The possession of tigers, in particular, is rife among private breeders and owners of roadside zoos in the US, with 30 states simply requiring that people fill out a form and obtain a $30 license to acquire the animals. Conservationists have long pushed to end this practice, claiming it leads to abusive treatment of big cats and poses a risk to the public.
Susan Millward, executive director of the Animal Welfare Institute, said the new law will help curb the “horrific exploitation” of big cats. “We must end the exploitative and dangerous trade in pet big cats, and ensure that no more cubs are ripped from their mothers at birth to be traumatized for profit,” she said.
There are fewer than 4,000 tigers left in the wild in the world but almost double that number are kept the US, according to estimates from animal welfare groups, with many held in small, dubious zoos with little oversight or as pets in people’s homes. The new law will allow existing big cats to stay with their owners but those on display will have to remain 15ft away from the public or behind a barrier to prevent contact.
The new legislation has been a decade in the making, according to Sara Amundson, president of the Humane Society Legislative Fund, and is the “death knell for the cub petting industry.”
“By closing the door on cub petting and the era of private citizens keeping big cats inappropriately, we’re making the country safer, better and kinder for all,” she added. “It couldn’t happen fast enough.”
The underworld of the captivity and display of tigers was highlighted in the 2020 Netflix documentary Tiger King, which introduced to the world the colorful antics of Joe Exotic, the eccentric owner of an exotic animal park in Oklahoma who has since been convicted on animal abuse charges, as well as over a plot to kill Carole Baskin, a rival big cat sanctuary owner.

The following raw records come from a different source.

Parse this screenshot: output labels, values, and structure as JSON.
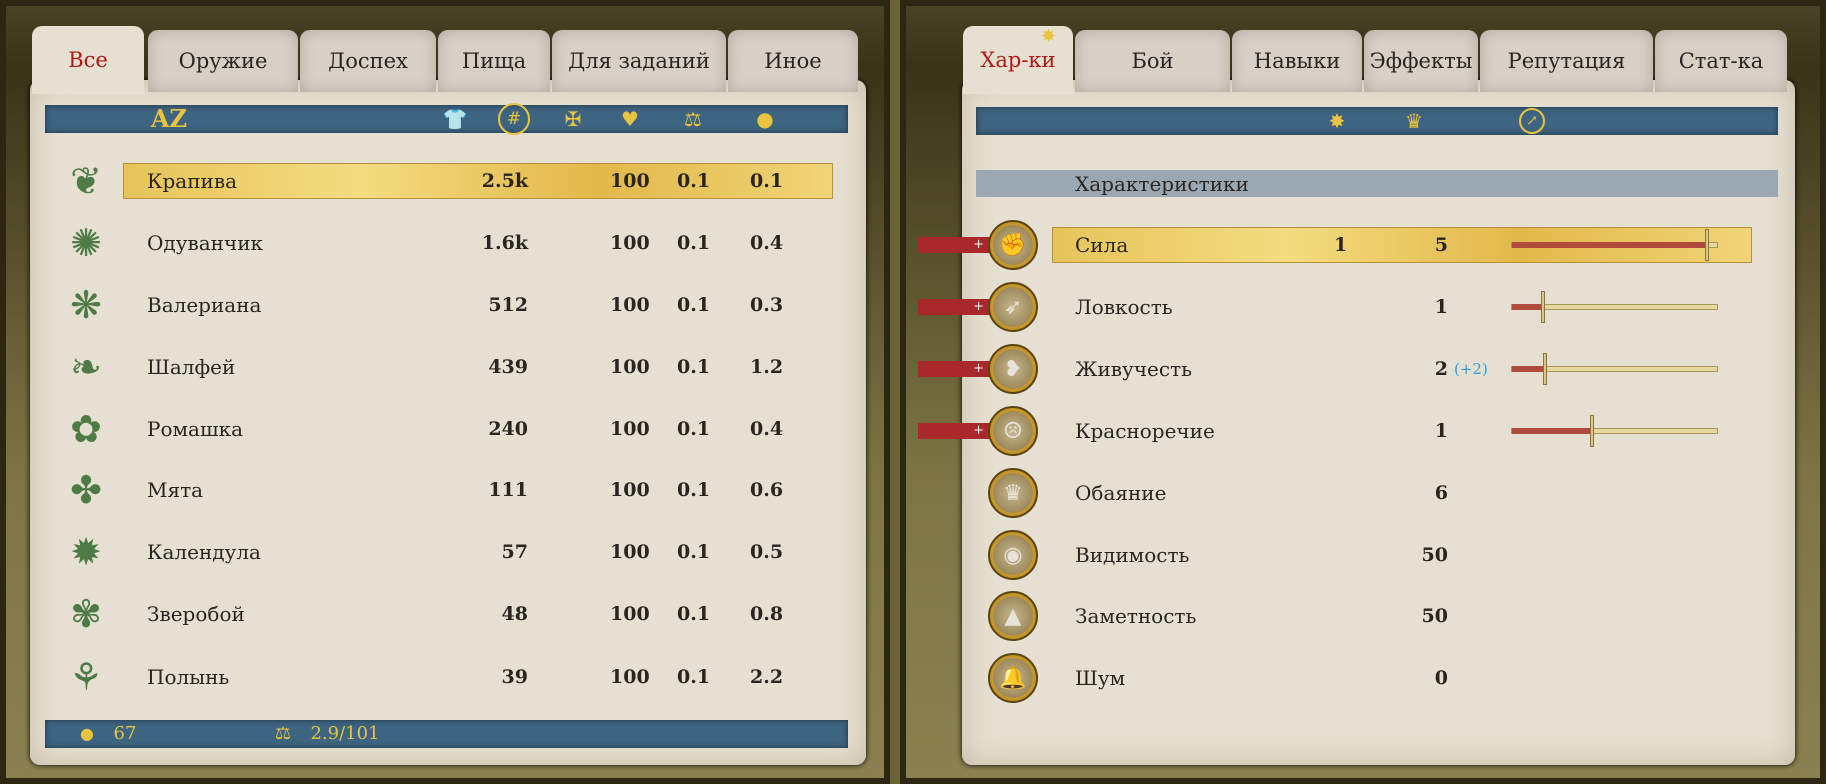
{
  "colors": {
    "accent": "#b01a14",
    "gold": "#e8c440",
    "blue_bar": "#3d6480",
    "bonus": "#2a9ee0"
  },
  "inventory": {
    "tabs": [
      {
        "label": "Все",
        "active": true
      },
      {
        "label": "Оружие"
      },
      {
        "label": "Доспех"
      },
      {
        "label": "Пища"
      },
      {
        "label": "Для заданий"
      },
      {
        "label": "Иное"
      }
    ],
    "header": {
      "sort_label": "AZ",
      "icons": [
        "shirt-icon",
        "count-sort-icon",
        "defense-cross-icon",
        "broken-heart-icon",
        "weight-scales-icon",
        "coins-icon"
      ]
    },
    "items": [
      {
        "name": "Крапива",
        "count": "2.5k",
        "condition": "100",
        "weight": "0.1",
        "price": "0.1",
        "icon": "leaf-icon",
        "selected": true
      },
      {
        "name": "Одуванчик",
        "count": "1.6k",
        "condition": "100",
        "weight": "0.1",
        "price": "0.4",
        "icon": "dandelion-icon"
      },
      {
        "name": "Валериана",
        "count": "512",
        "condition": "100",
        "weight": "0.1",
        "price": "0.3",
        "icon": "valerian-icon"
      },
      {
        "name": "Шалфей",
        "count": "439",
        "condition": "100",
        "weight": "0.1",
        "price": "1.2",
        "icon": "sage-leaf-icon"
      },
      {
        "name": "Ромашка",
        "count": "240",
        "condition": "100",
        "weight": "0.1",
        "price": "0.4",
        "icon": "chamomile-icon"
      },
      {
        "name": "Мята",
        "count": "111",
        "condition": "100",
        "weight": "0.1",
        "price": "0.6",
        "icon": "mint-icon"
      },
      {
        "name": "Календула",
        "count": "57",
        "condition": "100",
        "weight": "0.1",
        "price": "0.5",
        "icon": "calendula-icon"
      },
      {
        "name": "Зверобой",
        "count": "48",
        "condition": "100",
        "weight": "0.1",
        "price": "0.8",
        "icon": "st-johns-wort-icon"
      },
      {
        "name": "Полынь",
        "count": "39",
        "condition": "100",
        "weight": "0.1",
        "price": "2.2",
        "icon": "wormwood-icon"
      }
    ],
    "footer": {
      "money": "67",
      "weight": "2.9/101"
    }
  },
  "character": {
    "tabs": [
      {
        "label": "Хар-ки",
        "active": true
      },
      {
        "label": "Бой"
      },
      {
        "label": "Навыки"
      },
      {
        "label": "Эффекты"
      },
      {
        "label": "Репутация"
      },
      {
        "label": "Стат-ка"
      }
    ],
    "header_icons": [
      "star-icon",
      "crown-icon",
      "progress-arrow-icon"
    ],
    "section_title": "Характеристики",
    "stats": [
      {
        "name": "Сила",
        "base": "1",
        "value": "5",
        "progress": 0.95,
        "upgradable": true,
        "selected": true,
        "icon": "fist-icon"
      },
      {
        "name": "Ловкость",
        "value": "1",
        "progress": 0.15,
        "upgradable": true,
        "icon": "winged-boot-icon"
      },
      {
        "name": "Живучесть",
        "value": "2",
        "bonus": "(+2)",
        "progress": 0.16,
        "upgradable": true,
        "icon": "heart-figure-icon"
      },
      {
        "name": "Красноречие",
        "value": "1",
        "progress": 0.39,
        "upgradable": true,
        "icon": "face-icon"
      },
      {
        "name": "Обаяние",
        "value": "6",
        "icon": "crown-icon"
      },
      {
        "name": "Видимость",
        "value": "50",
        "icon": "eye-icon"
      },
      {
        "name": "Заметность",
        "value": "50",
        "icon": "hooded-head-icon"
      },
      {
        "name": "Шум",
        "value": "0",
        "icon": "bells-icon"
      }
    ]
  }
}
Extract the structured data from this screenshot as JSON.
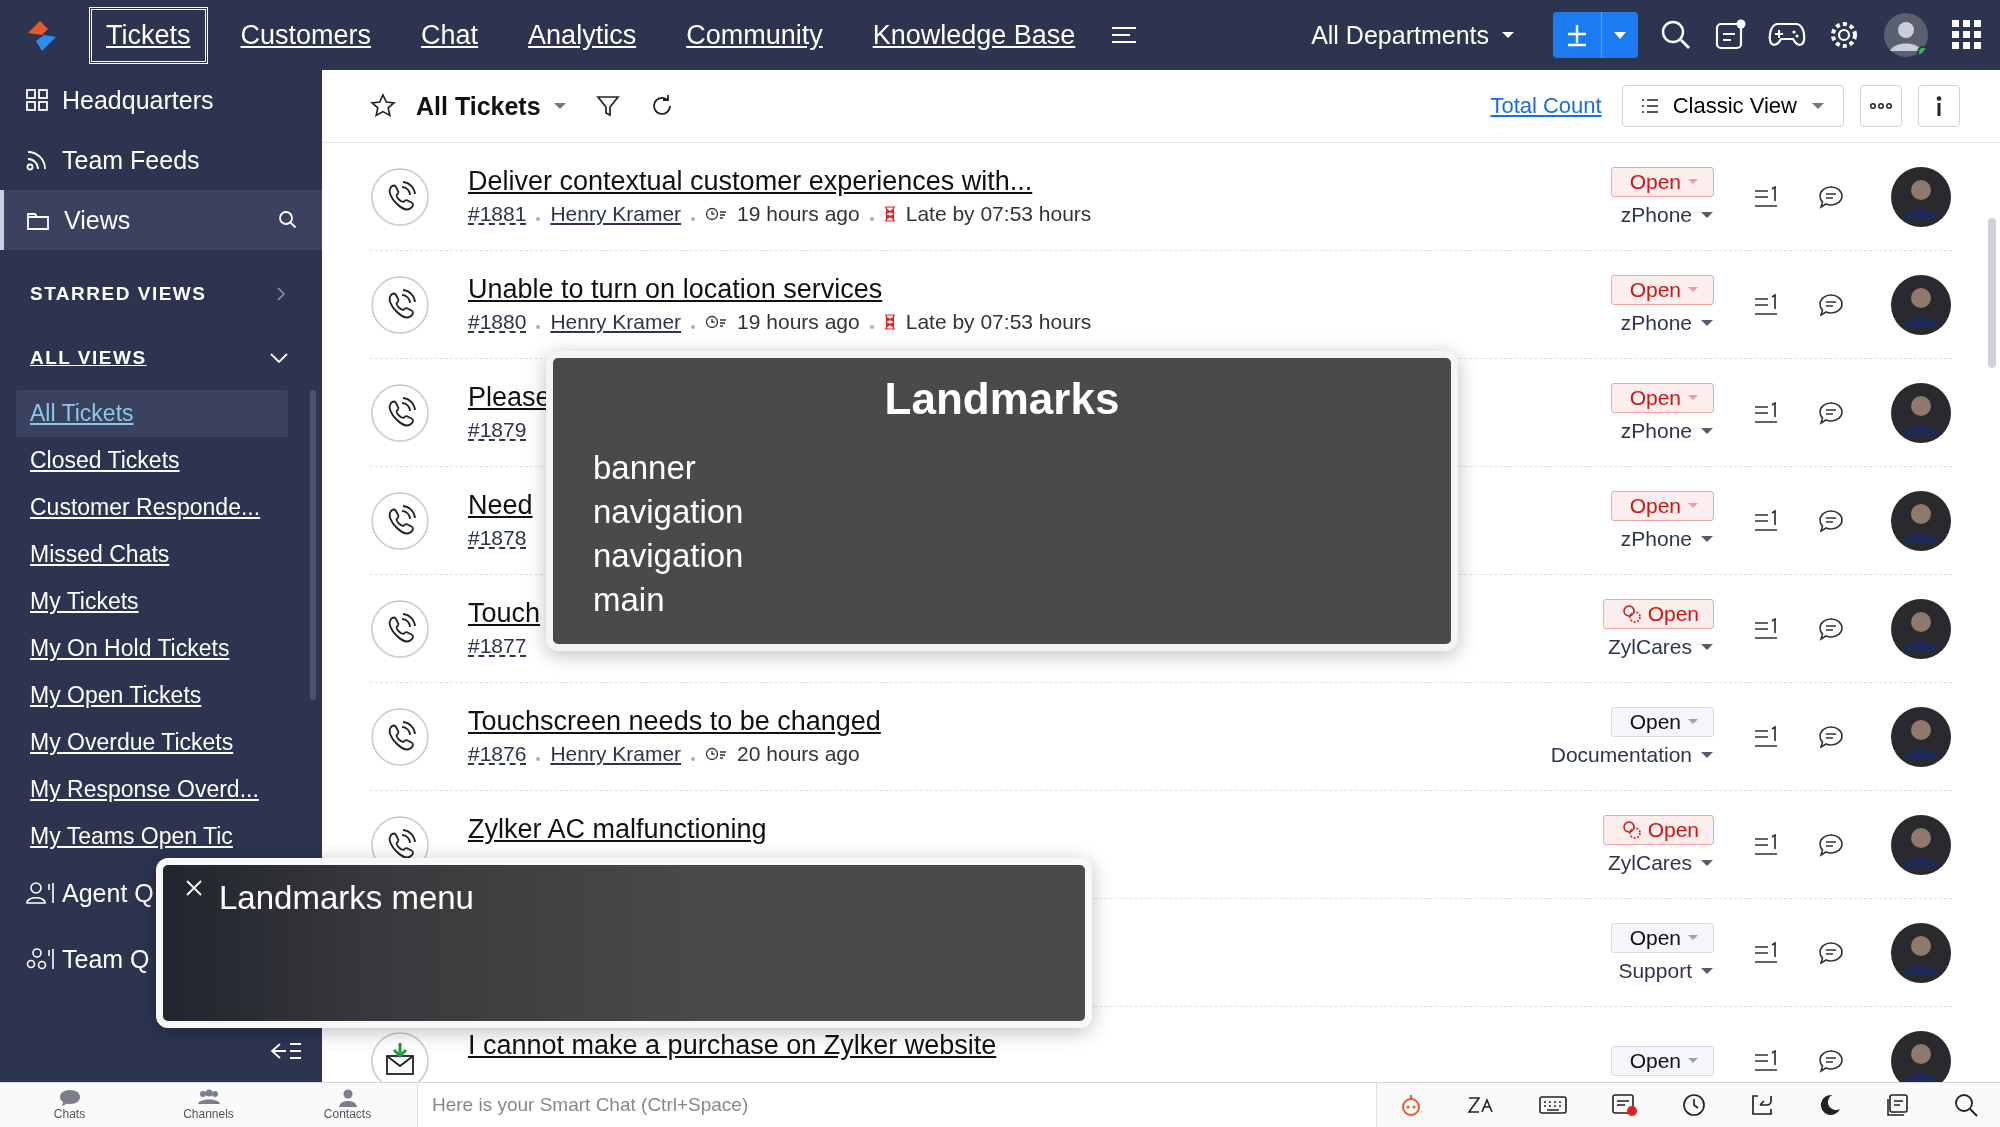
{
  "top_nav": {
    "tabs": [
      {
        "label": "Tickets",
        "selected": true
      },
      {
        "label": "Customers",
        "selected": false
      },
      {
        "label": "Chat",
        "selected": false
      },
      {
        "label": "Analytics",
        "selected": false
      },
      {
        "label": "Community",
        "selected": false
      },
      {
        "label": "Knowledge Base",
        "selected": false
      }
    ],
    "department": "All Departments"
  },
  "sidebar": {
    "items": [
      {
        "label": "Headquarters",
        "kind": "grid",
        "selected": false
      },
      {
        "label": "Team Feeds",
        "kind": "feed",
        "selected": false
      },
      {
        "label": "Views",
        "kind": "folder",
        "selected": true
      }
    ],
    "starred_views": {
      "label": "STARRED VIEWS",
      "expanded": false
    },
    "all_views": {
      "label": "ALL VIEWS",
      "expanded": true,
      "items": [
        {
          "label": "All Tickets",
          "selected": true
        },
        {
          "label": "Closed Tickets",
          "selected": false
        },
        {
          "label": "Customer Responde...",
          "selected": false
        },
        {
          "label": "Missed Chats",
          "selected": false
        },
        {
          "label": "My Tickets",
          "selected": false
        },
        {
          "label": "My On Hold Tickets",
          "selected": false
        },
        {
          "label": "My Open Tickets",
          "selected": false
        },
        {
          "label": "My Overdue Tickets",
          "selected": false
        },
        {
          "label": "My Response Overd...",
          "selected": false
        },
        {
          "label": "My Teams Open Tic",
          "selected": false
        }
      ]
    },
    "queues": [
      {
        "label": "Agent Q",
        "kind": "agent"
      },
      {
        "label": "Team Q",
        "kind": "team"
      }
    ]
  },
  "toolbar": {
    "view_title": "All Tickets",
    "total_count": "Total Count",
    "view_mode": "Classic View"
  },
  "tickets": [
    {
      "kind": "phone",
      "title": "Deliver contextual customer experiences with...",
      "id": "#1881",
      "contact": "Henry Kramer",
      "time": "19 hours ago",
      "late": "Late by 07:53 hours",
      "status": "Open",
      "overdue": true,
      "blueprint": false,
      "department": "zPhone"
    },
    {
      "kind": "phone",
      "title": "Unable to turn on location services",
      "id": "#1880",
      "contact": "Henry Kramer",
      "time": "19 hours ago",
      "late": "Late by 07:53 hours",
      "status": "Open",
      "overdue": true,
      "blueprint": false,
      "department": "zPhone"
    },
    {
      "kind": "phone",
      "title": "Please",
      "id": "#1879",
      "status": "Open",
      "overdue": true,
      "blueprint": false,
      "department": "zPhone"
    },
    {
      "kind": "phone",
      "title": "Need",
      "id": "#1878",
      "status": "Open",
      "overdue": true,
      "blueprint": false,
      "department": "zPhone"
    },
    {
      "kind": "phone",
      "title": "Touch",
      "id": "#1877",
      "status": "Open",
      "overdue": true,
      "blueprint": true,
      "department": "ZylCares"
    },
    {
      "kind": "phone",
      "title": "Touchscreen needs to be changed",
      "id": "#1876",
      "contact": "Henry Kramer",
      "time": "20 hours ago",
      "status": "Open",
      "overdue": false,
      "blueprint": false,
      "department": "Documentation"
    },
    {
      "kind": "phone",
      "title": "Zylker AC malfunctioning",
      "status": "Open",
      "overdue": true,
      "blueprint": true,
      "department": "ZylCares"
    },
    {
      "kind": "unknown",
      "status": "Open",
      "overdue": false,
      "blueprint": false,
      "department": "Support"
    },
    {
      "kind": "email",
      "title": "I cannot make a purchase on Zylker website",
      "status": "Open",
      "overdue": false,
      "blueprint": false
    }
  ],
  "bottom_bar": {
    "apps": [
      "Chats",
      "Channels",
      "Contacts"
    ],
    "smart_chat_placeholder": "Here is your Smart Chat (Ctrl+Space)"
  },
  "landmarks_popup": {
    "title": "Landmarks",
    "items": [
      "banner",
      "navigation",
      "navigation",
      "main"
    ]
  },
  "landmarks_menu": {
    "title": "Landmarks menu"
  }
}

Baskin has backed the new legislation to restrict big cat ownership.
Several lawmakers who backed the new legislation cited public safety as a reason for doing so. America’s lax regulations around exotic animal ownership have proved deadly in the past—since 1990, 19 adults and five children have been killed, and hundreds of people people have lost limbs or suffered other severe injuries due to incidents involving big cats, according to the Humane Society.
In 2011, a man with a private zoo in Ohio released his menagerie of 38 big cats and a dozen other wild animals, including grizzly bears and wolves, before killing himself. Police hunted down and killed 48 of the animals, with several others presumed to have been eaten by other animals.

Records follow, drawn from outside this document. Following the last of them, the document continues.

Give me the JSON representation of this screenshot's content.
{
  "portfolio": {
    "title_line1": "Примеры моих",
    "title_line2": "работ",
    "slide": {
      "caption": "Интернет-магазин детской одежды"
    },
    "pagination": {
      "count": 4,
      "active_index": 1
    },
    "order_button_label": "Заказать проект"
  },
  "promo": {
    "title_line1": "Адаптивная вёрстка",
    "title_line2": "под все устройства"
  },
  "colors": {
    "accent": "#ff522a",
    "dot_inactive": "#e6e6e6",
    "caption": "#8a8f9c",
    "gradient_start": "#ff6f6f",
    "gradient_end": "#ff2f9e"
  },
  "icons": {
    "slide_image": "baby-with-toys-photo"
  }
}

More recently, animal welfare advocates have highlighted the plight of India, Elsa and Loki, three tigers that were, in separate incidents in the past three years across Texas, found living in a cage in an abandoned home, shivering in freezing temperatures outdoors and, in India’s case, videoed wandering the streets of a Houston neighborhood.

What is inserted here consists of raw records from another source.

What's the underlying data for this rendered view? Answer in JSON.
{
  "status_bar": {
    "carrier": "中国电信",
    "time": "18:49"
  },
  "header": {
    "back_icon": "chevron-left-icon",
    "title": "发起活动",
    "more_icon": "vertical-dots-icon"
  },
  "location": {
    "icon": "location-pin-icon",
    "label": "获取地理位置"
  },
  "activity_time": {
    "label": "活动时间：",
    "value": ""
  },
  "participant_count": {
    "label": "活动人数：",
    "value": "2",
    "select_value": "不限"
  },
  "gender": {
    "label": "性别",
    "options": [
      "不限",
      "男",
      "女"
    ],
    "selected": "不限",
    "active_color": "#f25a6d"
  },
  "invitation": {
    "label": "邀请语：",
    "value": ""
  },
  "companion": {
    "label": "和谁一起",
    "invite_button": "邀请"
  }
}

“For too long, lax laws have allowed private citizens to own big cats,” said Mike Quigley, a Democratic lawmaker who introduced the bill to the House. “Big cats are wild creatures—they should not be subjected to a life of confinement, where they are used and abused for entertainment purposes.
“Additionally, the possibility of one of these cats escaping, will no longer loom over our communities and first responders. These cats will be safer, and so will we. I look forward to President Biden signing this bill into law.”